SRM tools can simplify management of tape or virtual tape deployments by automating and centralizing administration; this can help maximize existing resources and achieve higher utilization and optimization of the virtual and physical media. Using SRM tools lets administrators configure tasks and find problems no matter what software they have; the tools can simplify the process and help them achieve compliance with less effort.
Tape hardware can be a significant consumer of power, cooling, and floor space. Cartridge robot devices can store thousands of cartridges for quick access. SRM technology should be used to manage these robots—tracking usage and automatically ejecting infrequently used cartridges.
You should also use SRM to track scratch tape availability and free-cell counts to provide history and forecasting information. You can use SRM to minimize the number of cartridge robot devices installed and delay purchase of additional robots as long as possible.
Software solutions that can integrate with other products facilitate compliance, helping companies simplify operations, and maximize their control of rules and regulations. Administrators can be proactive, minimize possible breaches, and keep information secure continuously.
Tight product integration of virtual tape, encryption and automation transparency with SRM can help businesses contain costs, unify tape storage operations, increase operational effectiveness, and maximize the use and life of the client’s storage investments.
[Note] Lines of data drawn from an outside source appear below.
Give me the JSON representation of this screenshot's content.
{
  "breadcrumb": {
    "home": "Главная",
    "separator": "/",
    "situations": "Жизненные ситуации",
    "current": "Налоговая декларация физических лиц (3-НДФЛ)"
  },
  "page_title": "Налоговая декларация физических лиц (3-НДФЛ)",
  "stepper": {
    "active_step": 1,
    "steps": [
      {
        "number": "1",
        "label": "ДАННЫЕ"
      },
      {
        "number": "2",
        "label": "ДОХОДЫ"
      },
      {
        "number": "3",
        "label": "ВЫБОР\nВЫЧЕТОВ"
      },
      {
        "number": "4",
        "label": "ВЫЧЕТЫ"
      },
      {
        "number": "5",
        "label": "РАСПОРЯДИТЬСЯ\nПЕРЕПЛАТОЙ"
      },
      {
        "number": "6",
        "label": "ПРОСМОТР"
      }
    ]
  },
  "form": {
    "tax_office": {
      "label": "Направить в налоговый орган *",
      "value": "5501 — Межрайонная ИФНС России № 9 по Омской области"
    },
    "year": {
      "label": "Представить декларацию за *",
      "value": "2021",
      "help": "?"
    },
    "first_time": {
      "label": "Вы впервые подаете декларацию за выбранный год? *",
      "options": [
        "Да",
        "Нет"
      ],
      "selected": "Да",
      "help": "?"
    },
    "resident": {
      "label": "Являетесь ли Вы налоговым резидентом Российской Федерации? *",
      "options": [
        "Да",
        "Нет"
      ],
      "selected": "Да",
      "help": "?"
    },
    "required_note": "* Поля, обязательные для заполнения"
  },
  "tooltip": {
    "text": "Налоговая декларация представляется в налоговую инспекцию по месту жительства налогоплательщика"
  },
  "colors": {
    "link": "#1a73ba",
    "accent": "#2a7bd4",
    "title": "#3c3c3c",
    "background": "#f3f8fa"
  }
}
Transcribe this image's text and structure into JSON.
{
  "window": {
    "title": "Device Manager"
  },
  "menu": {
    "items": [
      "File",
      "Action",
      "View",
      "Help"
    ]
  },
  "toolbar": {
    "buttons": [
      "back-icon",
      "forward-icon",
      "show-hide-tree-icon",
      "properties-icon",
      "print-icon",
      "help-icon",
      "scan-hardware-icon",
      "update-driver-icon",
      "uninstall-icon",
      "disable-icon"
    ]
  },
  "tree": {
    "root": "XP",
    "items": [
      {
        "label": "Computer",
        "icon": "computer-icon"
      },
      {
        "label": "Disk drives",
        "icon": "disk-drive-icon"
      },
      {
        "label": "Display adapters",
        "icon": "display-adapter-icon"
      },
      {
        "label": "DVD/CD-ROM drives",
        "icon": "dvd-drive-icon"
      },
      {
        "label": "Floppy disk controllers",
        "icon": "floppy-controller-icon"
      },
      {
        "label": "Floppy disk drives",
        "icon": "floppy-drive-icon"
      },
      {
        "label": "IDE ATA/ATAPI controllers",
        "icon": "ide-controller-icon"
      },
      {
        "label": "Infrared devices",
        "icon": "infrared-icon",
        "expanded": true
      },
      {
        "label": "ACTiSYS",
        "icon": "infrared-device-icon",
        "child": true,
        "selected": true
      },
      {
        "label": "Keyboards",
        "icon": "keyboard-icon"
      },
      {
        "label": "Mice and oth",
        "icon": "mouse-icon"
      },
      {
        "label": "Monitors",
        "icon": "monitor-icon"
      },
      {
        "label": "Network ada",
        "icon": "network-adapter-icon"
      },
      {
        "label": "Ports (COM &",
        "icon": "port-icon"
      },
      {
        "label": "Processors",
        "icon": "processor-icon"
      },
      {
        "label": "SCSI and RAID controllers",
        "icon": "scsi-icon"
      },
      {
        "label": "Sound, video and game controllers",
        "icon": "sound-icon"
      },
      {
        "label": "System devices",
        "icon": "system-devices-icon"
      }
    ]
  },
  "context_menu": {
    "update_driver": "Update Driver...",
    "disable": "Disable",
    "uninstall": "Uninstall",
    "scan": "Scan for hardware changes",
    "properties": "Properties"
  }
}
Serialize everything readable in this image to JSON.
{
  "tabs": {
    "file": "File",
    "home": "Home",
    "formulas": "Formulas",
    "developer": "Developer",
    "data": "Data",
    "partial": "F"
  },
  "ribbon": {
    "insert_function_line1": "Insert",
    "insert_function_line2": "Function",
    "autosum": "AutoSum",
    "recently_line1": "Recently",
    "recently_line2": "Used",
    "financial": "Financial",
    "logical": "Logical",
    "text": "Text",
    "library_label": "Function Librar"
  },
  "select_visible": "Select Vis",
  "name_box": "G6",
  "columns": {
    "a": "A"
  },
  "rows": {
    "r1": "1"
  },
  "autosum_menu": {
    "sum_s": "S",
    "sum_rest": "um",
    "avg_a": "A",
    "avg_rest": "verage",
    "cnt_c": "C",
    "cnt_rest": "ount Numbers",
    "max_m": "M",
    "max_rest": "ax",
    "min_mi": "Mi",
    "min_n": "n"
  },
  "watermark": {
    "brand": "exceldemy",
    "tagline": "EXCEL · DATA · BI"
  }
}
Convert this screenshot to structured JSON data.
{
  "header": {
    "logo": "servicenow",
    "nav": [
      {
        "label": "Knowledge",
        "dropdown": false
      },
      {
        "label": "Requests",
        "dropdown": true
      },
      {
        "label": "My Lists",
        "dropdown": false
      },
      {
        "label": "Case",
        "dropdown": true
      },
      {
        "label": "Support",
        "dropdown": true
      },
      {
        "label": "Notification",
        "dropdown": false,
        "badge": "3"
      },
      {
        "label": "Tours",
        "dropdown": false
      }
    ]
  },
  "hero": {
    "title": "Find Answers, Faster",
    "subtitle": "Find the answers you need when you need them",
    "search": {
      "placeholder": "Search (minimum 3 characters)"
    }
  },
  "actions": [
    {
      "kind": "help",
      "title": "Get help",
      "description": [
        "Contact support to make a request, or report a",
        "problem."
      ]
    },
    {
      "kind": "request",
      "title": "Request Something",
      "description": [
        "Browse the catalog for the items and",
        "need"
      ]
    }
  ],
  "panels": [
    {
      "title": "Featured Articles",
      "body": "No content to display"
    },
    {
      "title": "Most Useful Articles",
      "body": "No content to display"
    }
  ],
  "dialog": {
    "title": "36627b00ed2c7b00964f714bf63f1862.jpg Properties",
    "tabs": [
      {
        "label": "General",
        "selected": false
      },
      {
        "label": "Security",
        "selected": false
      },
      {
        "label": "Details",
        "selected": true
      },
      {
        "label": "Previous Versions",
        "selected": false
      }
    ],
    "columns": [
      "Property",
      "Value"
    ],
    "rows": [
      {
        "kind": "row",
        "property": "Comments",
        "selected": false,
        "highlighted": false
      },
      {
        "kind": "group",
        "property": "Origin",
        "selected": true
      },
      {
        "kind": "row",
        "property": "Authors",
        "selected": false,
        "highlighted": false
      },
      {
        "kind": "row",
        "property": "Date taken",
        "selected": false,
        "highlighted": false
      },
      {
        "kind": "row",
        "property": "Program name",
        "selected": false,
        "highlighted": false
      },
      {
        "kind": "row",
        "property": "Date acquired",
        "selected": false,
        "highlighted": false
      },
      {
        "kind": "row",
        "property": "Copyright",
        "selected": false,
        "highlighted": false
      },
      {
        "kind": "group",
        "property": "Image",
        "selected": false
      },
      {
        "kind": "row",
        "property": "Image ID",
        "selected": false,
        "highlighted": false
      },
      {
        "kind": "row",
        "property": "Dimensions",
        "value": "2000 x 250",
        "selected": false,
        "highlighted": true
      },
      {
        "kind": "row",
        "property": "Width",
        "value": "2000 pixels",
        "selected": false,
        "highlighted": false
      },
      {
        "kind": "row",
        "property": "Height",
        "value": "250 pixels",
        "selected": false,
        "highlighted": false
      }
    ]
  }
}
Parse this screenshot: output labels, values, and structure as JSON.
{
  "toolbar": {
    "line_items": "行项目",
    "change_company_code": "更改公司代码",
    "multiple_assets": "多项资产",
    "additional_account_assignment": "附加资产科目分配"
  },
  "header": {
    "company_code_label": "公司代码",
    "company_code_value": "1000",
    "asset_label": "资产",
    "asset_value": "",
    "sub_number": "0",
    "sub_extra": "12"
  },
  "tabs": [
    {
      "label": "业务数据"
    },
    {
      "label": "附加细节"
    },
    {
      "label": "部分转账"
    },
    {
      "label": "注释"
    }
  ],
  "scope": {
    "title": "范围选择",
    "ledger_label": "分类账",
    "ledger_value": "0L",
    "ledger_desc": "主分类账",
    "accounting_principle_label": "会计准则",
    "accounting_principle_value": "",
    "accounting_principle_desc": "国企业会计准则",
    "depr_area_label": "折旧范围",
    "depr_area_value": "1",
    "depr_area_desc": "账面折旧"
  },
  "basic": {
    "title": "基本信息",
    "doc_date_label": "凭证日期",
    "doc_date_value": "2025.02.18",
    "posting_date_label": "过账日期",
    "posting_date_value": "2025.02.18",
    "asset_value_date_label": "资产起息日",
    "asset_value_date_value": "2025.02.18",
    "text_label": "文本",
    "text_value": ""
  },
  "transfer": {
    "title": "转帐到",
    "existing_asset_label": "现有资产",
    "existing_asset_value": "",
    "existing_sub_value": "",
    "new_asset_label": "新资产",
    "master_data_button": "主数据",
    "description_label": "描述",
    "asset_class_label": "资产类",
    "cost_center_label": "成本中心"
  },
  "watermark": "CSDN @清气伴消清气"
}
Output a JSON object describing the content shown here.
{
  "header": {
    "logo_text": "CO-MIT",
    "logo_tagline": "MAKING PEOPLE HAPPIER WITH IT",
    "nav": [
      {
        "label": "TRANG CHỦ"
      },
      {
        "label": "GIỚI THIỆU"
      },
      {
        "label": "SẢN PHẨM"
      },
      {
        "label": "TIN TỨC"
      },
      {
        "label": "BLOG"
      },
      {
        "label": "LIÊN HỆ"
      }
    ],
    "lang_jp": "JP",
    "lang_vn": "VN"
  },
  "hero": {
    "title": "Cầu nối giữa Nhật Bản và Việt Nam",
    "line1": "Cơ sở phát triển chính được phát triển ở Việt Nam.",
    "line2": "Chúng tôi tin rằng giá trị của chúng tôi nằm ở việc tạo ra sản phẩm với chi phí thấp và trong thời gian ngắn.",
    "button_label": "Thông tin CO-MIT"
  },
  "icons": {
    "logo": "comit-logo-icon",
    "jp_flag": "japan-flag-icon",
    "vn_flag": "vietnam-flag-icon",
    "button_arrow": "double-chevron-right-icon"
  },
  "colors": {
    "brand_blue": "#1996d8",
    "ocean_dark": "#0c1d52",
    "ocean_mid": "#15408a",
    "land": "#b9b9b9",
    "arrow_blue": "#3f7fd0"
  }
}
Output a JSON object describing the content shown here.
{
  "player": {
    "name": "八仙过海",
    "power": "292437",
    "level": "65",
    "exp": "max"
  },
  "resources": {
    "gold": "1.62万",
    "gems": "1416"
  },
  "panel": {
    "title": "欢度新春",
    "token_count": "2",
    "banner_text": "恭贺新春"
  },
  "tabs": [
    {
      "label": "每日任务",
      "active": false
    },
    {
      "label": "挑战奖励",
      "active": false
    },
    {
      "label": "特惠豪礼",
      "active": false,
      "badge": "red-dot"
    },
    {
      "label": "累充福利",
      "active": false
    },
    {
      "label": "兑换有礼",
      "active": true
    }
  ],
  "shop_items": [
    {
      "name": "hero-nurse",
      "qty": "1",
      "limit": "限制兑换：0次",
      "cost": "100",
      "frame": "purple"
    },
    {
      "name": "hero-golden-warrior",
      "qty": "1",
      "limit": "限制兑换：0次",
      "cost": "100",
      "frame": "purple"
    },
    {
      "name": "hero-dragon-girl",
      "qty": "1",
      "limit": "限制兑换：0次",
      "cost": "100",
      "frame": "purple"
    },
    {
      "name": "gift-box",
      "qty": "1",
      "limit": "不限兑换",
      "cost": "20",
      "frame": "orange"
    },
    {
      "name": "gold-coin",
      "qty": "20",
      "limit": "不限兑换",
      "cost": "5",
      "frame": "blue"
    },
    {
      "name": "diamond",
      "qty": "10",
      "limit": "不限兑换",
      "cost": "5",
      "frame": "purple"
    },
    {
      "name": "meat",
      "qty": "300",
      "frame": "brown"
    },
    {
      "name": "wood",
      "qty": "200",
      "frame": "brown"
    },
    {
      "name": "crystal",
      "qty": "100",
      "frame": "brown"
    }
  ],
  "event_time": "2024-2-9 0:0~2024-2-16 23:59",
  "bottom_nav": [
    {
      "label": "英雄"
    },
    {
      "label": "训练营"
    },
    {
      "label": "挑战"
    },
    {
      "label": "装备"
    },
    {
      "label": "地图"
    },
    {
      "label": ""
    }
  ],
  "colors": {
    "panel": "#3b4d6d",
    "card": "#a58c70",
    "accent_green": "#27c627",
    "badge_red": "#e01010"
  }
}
Figure 1 shows potential benefits.
Implementing a tape storage environment with virtual tapes, encryption, and SRM automation delivers peace of mind; it lowers risks and potential exposure to data and financial loss by keeping critical corporate information secure, accessible, and manageable. The company can prove compliance with federal regulations while addressing business continuity and disaster recovery.
Tape will continue to play a key role in the data center. IT staff can continue to reduce tape storage costs even in an era of expensive devices by more efficiently using tape media. IT organizations also can take steps to prevent interruption of business operations. Fast access to data on tapes is critical and so is standardization of tape management tools. Moreover, ever-changing IT environments make it essential to implement tools that are flexible and scalable to an organization’s specific needs. Data loss is unacceptable. Efficient utilization and management of new tape technologies and capacities can deliver peace of mind and greater business value. By better managing and automating key tape-related processes, IT organizations can mitigate risk, reduce TCO, fulfill compliance requirements, and optimize security.
Andres Rivera-Cabal is principal product manager for CA Technologies mainframe storage solutions. In this role, he frequently speaks at both internal (customer) and external events about CA Technologies mainframe storage strategy, vision, and market trends. He previously served as director of Product Management for the data availability products at CA Technologies.